[Opening Entries supplied section]
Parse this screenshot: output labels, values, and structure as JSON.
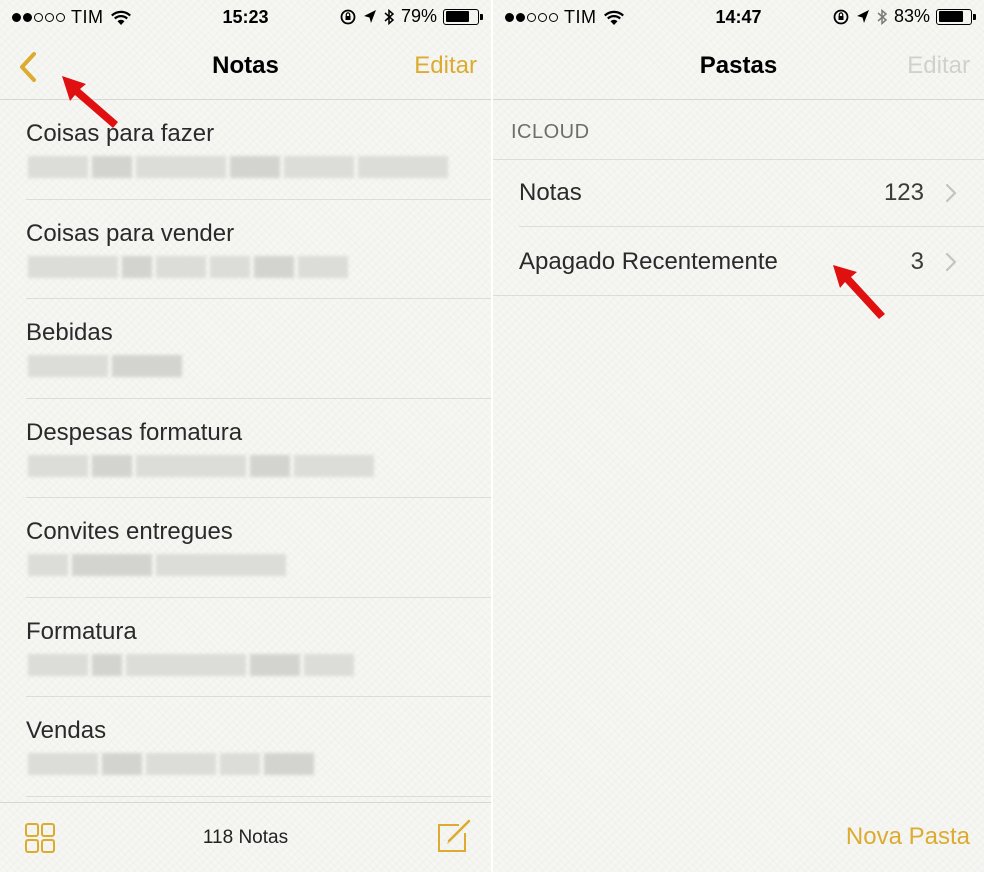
{
  "left": {
    "status": {
      "carrier": "TIM",
      "time": "15:23",
      "battery": "79%",
      "battery_level": 0.79
    },
    "nav": {
      "title": "Notas",
      "right": "Editar",
      "back_icon": "chevron-left-icon"
    },
    "notes": [
      {
        "title": "Coisas para fazer"
      },
      {
        "title": "Coisas para vender"
      },
      {
        "title": "Bebidas"
      },
      {
        "title": "Despesas formatura"
      },
      {
        "title": "Convites entregues"
      },
      {
        "title": "Formatura"
      },
      {
        "title": "Vendas"
      }
    ],
    "toolbar": {
      "count": "118 Notas",
      "left_icon": "grid-icon",
      "right_icon": "compose-icon"
    }
  },
  "right": {
    "status": {
      "carrier": "TIM",
      "time": "14:47",
      "battery": "83%",
      "battery_level": 0.83
    },
    "nav": {
      "title": "Pastas",
      "right": "Editar"
    },
    "section": "ICLOUD",
    "folders": [
      {
        "name": "Notas",
        "count": "123"
      },
      {
        "name": "Apagado Recentemente",
        "count": "3"
      }
    ],
    "toolbar": {
      "right": "Nova Pasta"
    }
  },
  "annotations": {
    "arrow_color": "#e01010"
  },
  "colors": {
    "accent": "#dcab30",
    "background": "#f6f6f3"
  }
}
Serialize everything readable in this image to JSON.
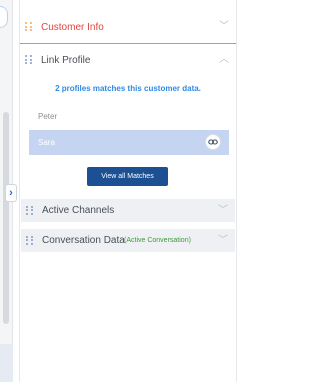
{
  "sections": {
    "customer_info": {
      "title": "Customer Info"
    },
    "link_profile": {
      "title": "Link Profile",
      "match_message": "2 profiles matches this customer data.",
      "profiles": [
        "Peter",
        "Sara"
      ],
      "view_button": "View all Matches"
    },
    "active_channels": {
      "title": "Active Channels"
    },
    "conversation_data": {
      "title": "Conversation Data",
      "tag": "(Active Conversation)"
    }
  },
  "colors": {
    "customer_title": "#e0463e",
    "match_text": "#2f8ae6",
    "selected_profile_bg": "#c5d5f1",
    "button_bg": "#1d4f93",
    "conv_tag": "#3f9a3a"
  },
  "icons": {
    "expand": "chevron-down-icon",
    "collapse": "chevron-up-icon",
    "drag": "drag-handle-icon",
    "link": "link-icon",
    "side_toggle": "chevron-right-icon"
  }
}
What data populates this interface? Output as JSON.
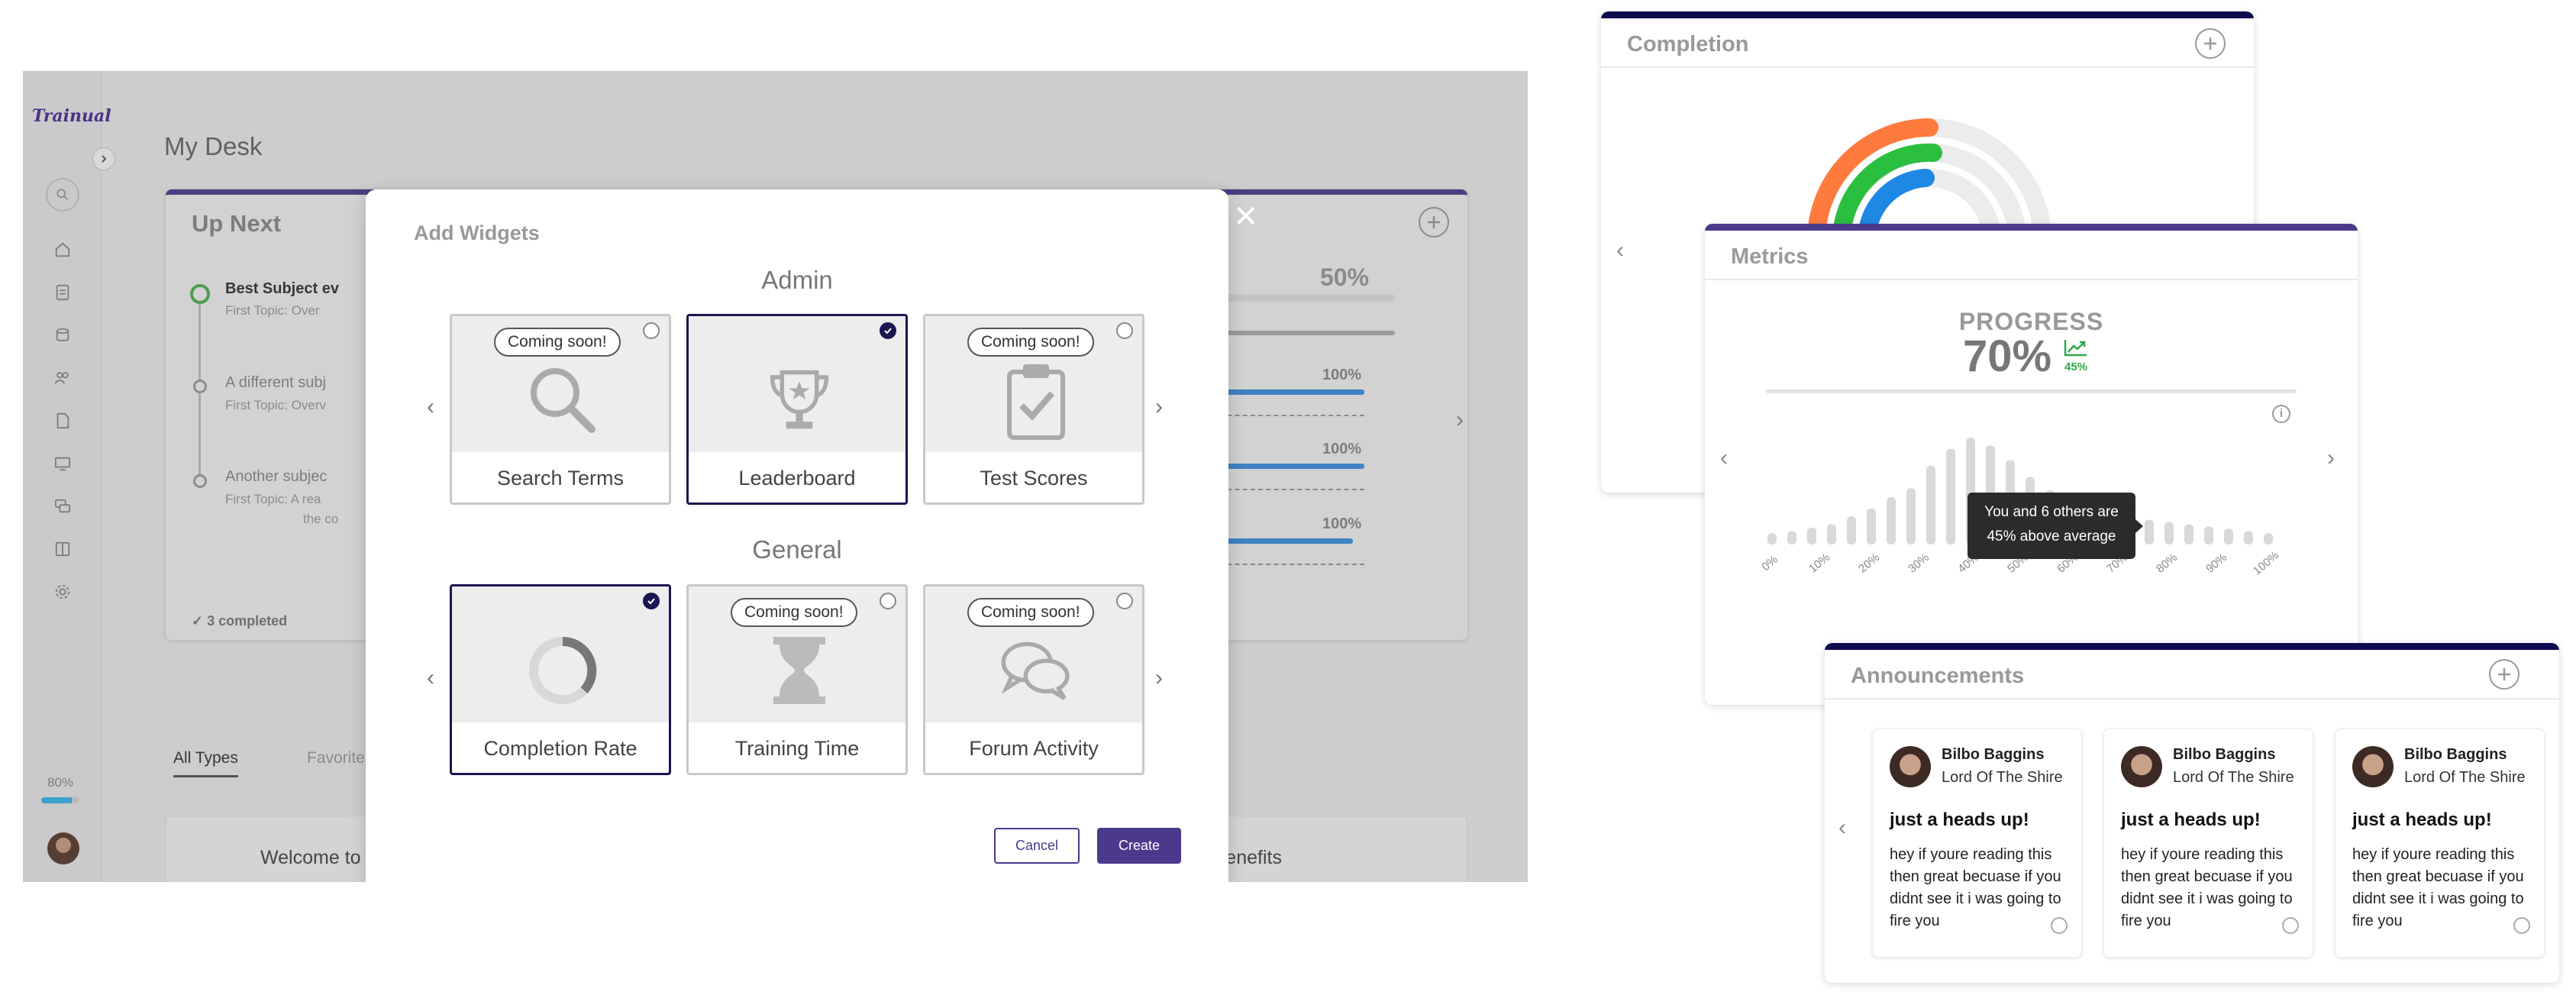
{
  "app": {
    "logo": "Trainual",
    "page_title": "My Desk",
    "sidebar_progress": "80%",
    "sidebar_progress_fraction": 0.8,
    "sidebar_icons": [
      "home-icon",
      "document-icon",
      "layers-icon",
      "people-icon",
      "file-icon",
      "monitor-icon",
      "chat-icon",
      "book-icon",
      "gear-icon"
    ]
  },
  "upnext": {
    "title": "Up Next",
    "items": [
      {
        "title": "Best Subject ev",
        "sub": "First Topic: Over"
      },
      {
        "title": "A different subj",
        "sub": "First Topic: Overv"
      },
      {
        "title": "Another subjec",
        "sub": "First Topic: A rea",
        "sub2": "the co"
      }
    ],
    "completed": "3 completed",
    "main_pct": "50%",
    "sub_pcts": [
      "100%",
      "100%",
      "100%"
    ]
  },
  "tabs": {
    "all": "All Types",
    "favorites": "Favorites"
  },
  "content_cards": [
    "Welcome to Dunder Mifflin!",
    "Employee Handbook, Policies + Benefits"
  ],
  "modal": {
    "title": "Add Widgets",
    "close": "✕",
    "admin_title": "Admin",
    "general_title": "General",
    "coming_soon": "Coming soon!",
    "admin_widgets": [
      {
        "label": "Search Terms",
        "coming_soon": true,
        "selected": false
      },
      {
        "label": "Leaderboard",
        "coming_soon": false,
        "selected": true
      },
      {
        "label": "Test Scores",
        "coming_soon": true,
        "selected": false
      }
    ],
    "general_widgets": [
      {
        "label": "Completion Rate",
        "coming_soon": false,
        "selected": true
      },
      {
        "label": "Training Time",
        "coming_soon": true,
        "selected": false
      },
      {
        "label": "Forum Activity",
        "coming_soon": true,
        "selected": false
      }
    ],
    "cancel": "Cancel",
    "create": "Create"
  },
  "completion_widget": {
    "title": "Completion"
  },
  "metrics_widget": {
    "title": "Metrics",
    "progress_label": "PROGRESS",
    "progress_value": "70%",
    "trend_value": "45%",
    "tooltip_line1": "You and 6 others are",
    "tooltip_line2": "45% above average",
    "highlight_bar_index": 18
  },
  "chart_data": {
    "type": "bar",
    "x_tick_labels": [
      "0%",
      "10%",
      "20%",
      "30%",
      "40%",
      "50%",
      "60%",
      "70%",
      "80%",
      "90%",
      "100%"
    ],
    "values": [
      1,
      1.2,
      1.5,
      1.8,
      2.5,
      3.2,
      4.2,
      5,
      7,
      8.5,
      9.5,
      8.8,
      7.5,
      6,
      4.8,
      4,
      3.2,
      2.6,
      2.4,
      2.2,
      2,
      1.8,
      1.6,
      1.4,
      1.2,
      1
    ],
    "highlight_index": 18,
    "colors": {
      "bar": "#d9d9d9",
      "highlight": "#2196f3"
    }
  },
  "announcements_widget": {
    "title": "Announcements",
    "cards": [
      {
        "name": "Bilbo Baggins",
        "role": "Lord Of The Shire",
        "heading": "just a heads up!",
        "body": "hey if youre reading this then great becuase if you didnt see it i was going to fire you"
      },
      {
        "name": "Bilbo Baggins",
        "role": "Lord Of The Shire",
        "heading": "just a heads up!",
        "body": "hey if youre reading this then great becuase if you didnt see it i was going to fire you"
      },
      {
        "name": "Bilbo Baggins",
        "role": "Lord Of The Shire",
        "heading": "just a heads up!",
        "body": "hey if youre reading this then great becuase if you didnt see it i was going to fire you"
      }
    ]
  },
  "colors": {
    "brand": "#4b3a8c",
    "selected_border": "#1a1650",
    "accent_blue": "#2196f3",
    "green": "#2ea84a"
  }
}
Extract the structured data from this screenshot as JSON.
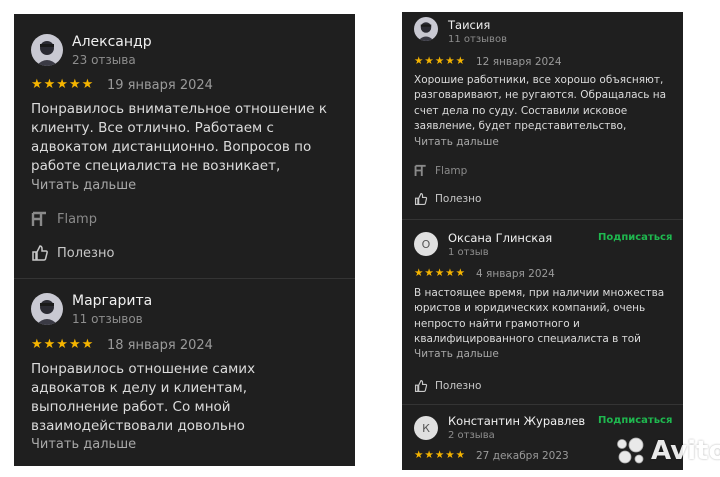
{
  "icons": {
    "avatar": "avatar-icon",
    "flamp": "flamp-logo-icon",
    "useful": "thumbs-up-icon"
  },
  "colors": {
    "panel": "#1f1f1f",
    "stars": "#f5b400",
    "subscribe": "#1fb84f",
    "page": "#ffffff"
  },
  "left": {
    "reviews": [
      {
        "name": "Александр",
        "count": "23 отзыва",
        "rating": 5,
        "stars": "★★★★★",
        "date": "19 января 2024",
        "text": "Понравилось внимательное отношение к клиенту. Все отлично. Работаем с адвокатом дистанционно. Вопросов по работе специалиста не возникает, никаких отрицате…",
        "more": "Читать дальше",
        "source": "Flamp",
        "useful": "Полезно"
      },
      {
        "name": "Маргарита",
        "count": "11 отзывов",
        "rating": 5,
        "stars": "★★★★★",
        "date": "18 января 2024",
        "text": "Понравилось отношение самих адвокатов к делу и клиентам, выполнение работ. Со мной взаимодействовали довольно понимающе. У меня идет оспаривание завещания, также по…",
        "more": "Читать дальше"
      }
    ]
  },
  "right": {
    "reviews": [
      {
        "name": "Таисия",
        "count": "11 отзывов",
        "rating": 5,
        "stars": "★★★★★",
        "date": "12 января 2024",
        "text": "Хорошие работники, все хорошо объясняют, разговаривают, не ругаются. Обращалась на счет дела по суду. Составили исковое заявление, будет представительство, разгово…",
        "more": "Читать дальше",
        "source": "Flamp",
        "useful": "Полезно"
      },
      {
        "avatar_letter": "О",
        "name": "Оксана Глинская",
        "count": "1 отзыв",
        "subscribe": "Подписаться",
        "rating": 5,
        "stars": "★★★★★",
        "date": "4 января 2024",
        "text": "В настоящее время, при наличии множества юристов и юридических компаний, очень непросто найти грамотного и квалифицированного специалиста в той или…",
        "more": "Читать дальше",
        "useful": "Полезно"
      },
      {
        "avatar_letter": "К",
        "name": "Константин Журавлев",
        "count": "2 отзыва",
        "subscribe": "Подписаться",
        "rating": 5,
        "stars": "★★★★★",
        "date": "27 декабря 2023"
      }
    ]
  },
  "watermark": {
    "text": "Avito"
  }
}
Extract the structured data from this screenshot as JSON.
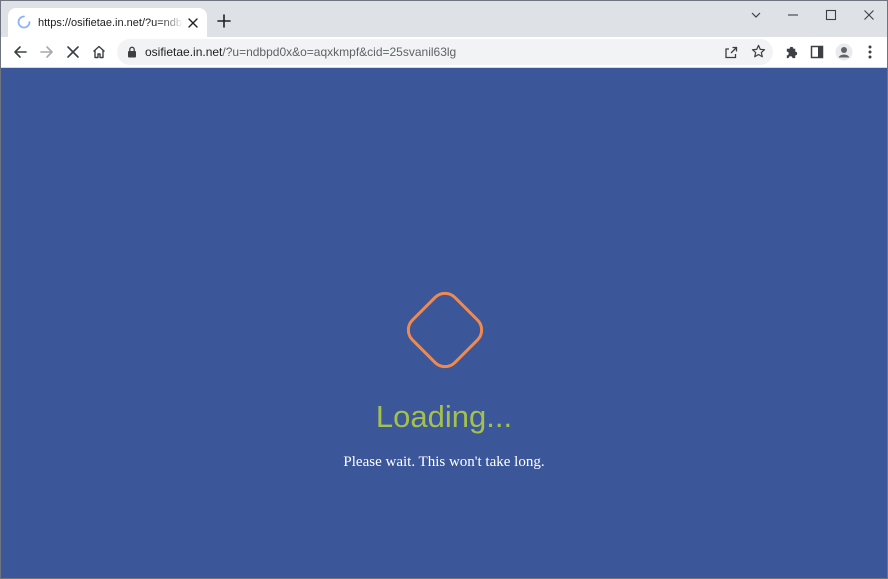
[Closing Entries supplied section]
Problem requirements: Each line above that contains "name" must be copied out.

Task solution:
        "name": "Notas",
        "name": "Apagado Recentemente",
        "name": "Bilbo Baggins",
        "name": "Bilbo Baggins",
        "name": "Bilbo Baggins",
        "name": "Александр",
        "name": "Маргарита",
        "name": "Таисия",
        "name": "Оксана Глинская",
        "name": "Константин Журавлев",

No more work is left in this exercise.